**YOUR TASK:**
I'd like the entire listing output verbatim, apart from the pictures.
[Start of Attachment]
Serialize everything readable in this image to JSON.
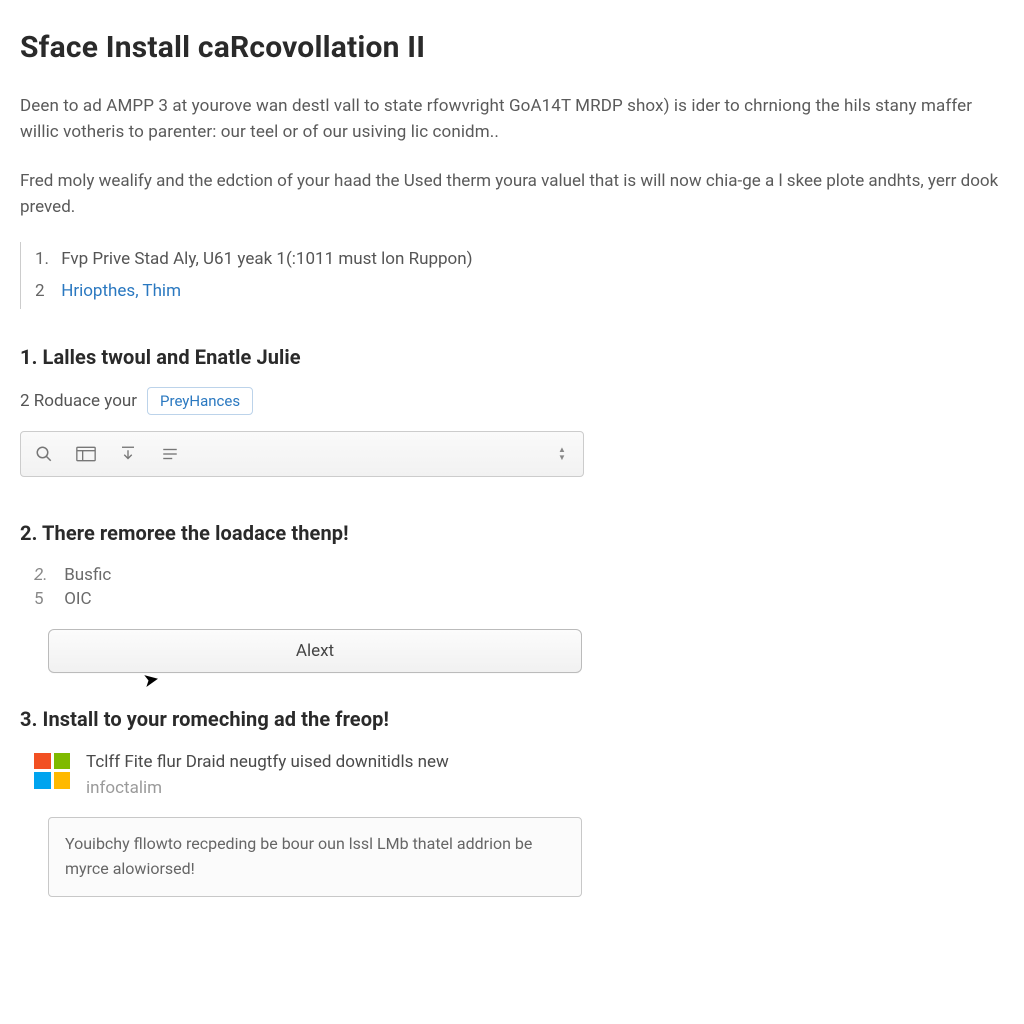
{
  "title": "Sface Install caRcovollation II",
  "intro1": "Deen to ad AMPP 3 at yourove wan destl vall to state rfowvright GoA14T MRDP shox) is ider to chrniong the hils stany maffer willic votheris to parenter: our teel or of our usiving lic conidm..",
  "intro2": "Fred moly wealify and the edction of your haad the Used therm youra valuel that is will now chia-ge a l skee plote andhts, yerr dook preved.",
  "refs": [
    {
      "num": "1.",
      "text": "Fvp Prive Stad Aly, U61 yeak 1(:1011 must lon Ruppon)"
    },
    {
      "num": "2",
      "link": "Hriopthes, Thim"
    }
  ],
  "step1": {
    "heading": "1. Lalles twoul and Enatle Julie",
    "substep_label": "2 Roduace your",
    "pill": "PreyHances"
  },
  "step2": {
    "heading": "2. There remoree the loadace thenp!",
    "items": [
      {
        "n": "2.",
        "t": "Busfic"
      },
      {
        "n": "5",
        "t": "OIC"
      }
    ],
    "button": "Alext"
  },
  "step3": {
    "heading": "3. Install to your romeching ad the freop!",
    "ms_line1": "Tclff Fite flur Draid neugtfy uised downitidls new",
    "ms_line2": "infoctalim",
    "note": "Youibchy fllowto recpeding be bour oun lssl LMb thatel addrion be myrce alowiorsed!"
  }
}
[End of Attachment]
**EXERCISE ANSWER:**
Serialize everything readable in this image to JSON.
{
  "title": "Sface Install caRcovollation II",
  "intro1": "Deen to ad AMPP 3 at yourove wan destl vall to state rfowvright GoA14T MRDP shox) is ider to chrniong the hils stany maffer willic votheris to parenter: our teel or of our usiving lic conidm..",
  "intro2": "Fred moly wealify and the edction of your haad the Used therm youra valuel that is will now chia-ge a l skee plote andhts, yerr dook preved.",
  "refs": [
    {
      "num": "1.",
      "text": "Fvp Prive Stad Aly, U61 yeak 1(:1011 must lon Ruppon)"
    },
    {
      "num": "2",
      "link": "Hriopthes, Thim"
    }
  ],
  "step1": {
    "heading": "1. Lalles twoul and Enatle Julie",
    "substep_label": "2 Roduace your",
    "pill": "PreyHances"
  },
  "step2": {
    "heading": "2. There remoree the loadace thenp!",
    "items": [
      {
        "n": "2.",
        "t": "Busfic"
      },
      {
        "n": "5",
        "t": "OIC"
      }
    ],
    "button": "Alext"
  },
  "step3": {
    "heading": "3. Install to your romeching ad the freop!",
    "ms_line1": "Tclff Fite flur Draid neugtfy uised downitidls new",
    "ms_line2": "infoctalim",
    "note": "Youibchy fllowto recpeding be bour oun lssl LMb thatel addrion be myrce alowiorsed!"
  }
}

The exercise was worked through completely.